You never know what will work. You may think J.D. Salinger describing at length the poems of Seymour Glass in Seymour, An Introduction, but not publishing the poems themselves would make a great class. We could write the poems that were never written, using Salinger’s riveting details as the template. Just think of the possibilities—an unhappy wife living near the Metropolitan Museum, coming home late at night after a tryst, her lipstick smeared; she walks into the bedroom and finds a green balloon on her white bedspread.

No arms like his arms,
even if you, Russ, the kids
hear me clicking in.
Calder’s circus blurs,
slide to bed where who left this
park balloon to hug?

There is a description of a widower on his lawn in Connecticut late at night, unable to sleep, looking at the moon, and his imperious white cat comes up to him and bites his left hand.

Unable to sleep,
our angora doyenne Cloud
rolling in raked grass,
biting my ring hand—
your mother-of-pearl hairpins
to make the moon flinch.

Seymour is on a plane to Miami, and a girl on a few seats ahead, turns her doll’s head around to look at him.

Her doll’s blue plastic
eyes and puffy head turned to
a clown and nothing.

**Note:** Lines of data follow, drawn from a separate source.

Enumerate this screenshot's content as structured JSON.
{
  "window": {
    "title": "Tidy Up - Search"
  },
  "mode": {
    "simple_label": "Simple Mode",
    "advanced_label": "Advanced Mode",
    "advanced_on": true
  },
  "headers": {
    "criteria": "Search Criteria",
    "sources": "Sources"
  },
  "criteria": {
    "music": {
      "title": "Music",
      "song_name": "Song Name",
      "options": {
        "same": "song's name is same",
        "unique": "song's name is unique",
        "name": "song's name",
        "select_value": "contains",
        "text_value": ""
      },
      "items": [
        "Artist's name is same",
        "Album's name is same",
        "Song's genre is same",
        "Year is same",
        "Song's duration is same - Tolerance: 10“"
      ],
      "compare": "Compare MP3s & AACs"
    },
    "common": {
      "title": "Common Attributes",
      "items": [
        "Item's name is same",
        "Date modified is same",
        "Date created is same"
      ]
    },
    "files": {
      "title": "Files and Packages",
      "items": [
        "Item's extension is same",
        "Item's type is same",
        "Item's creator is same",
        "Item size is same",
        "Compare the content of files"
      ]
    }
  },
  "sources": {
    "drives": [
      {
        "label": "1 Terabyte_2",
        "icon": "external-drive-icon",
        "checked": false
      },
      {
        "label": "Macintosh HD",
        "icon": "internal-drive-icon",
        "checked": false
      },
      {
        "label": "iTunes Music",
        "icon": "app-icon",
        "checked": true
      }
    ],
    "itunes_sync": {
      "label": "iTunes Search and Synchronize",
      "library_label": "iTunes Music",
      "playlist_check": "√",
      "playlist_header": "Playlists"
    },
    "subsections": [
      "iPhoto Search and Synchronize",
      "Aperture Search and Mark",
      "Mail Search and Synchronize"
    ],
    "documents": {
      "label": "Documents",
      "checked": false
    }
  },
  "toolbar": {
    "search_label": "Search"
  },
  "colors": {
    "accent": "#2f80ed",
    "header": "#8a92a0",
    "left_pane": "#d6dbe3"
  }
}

And it did work. We would write a poem together with volunteers throwing out lines, then the students would write their own poem, without thinking, on 11 x 17 inch paper, writing the 17” way (landscape) with a fat Sharpie, and just letting it ride for six lines. Then we would combine the best lines, the best opening line, the best last line, and various lines from the poems until we had a solid six-line poem. Then on to the next description. It was fun and remarkable, “Mohammed Ali would look good in this robe,” “biting the finger where my ring used to me.”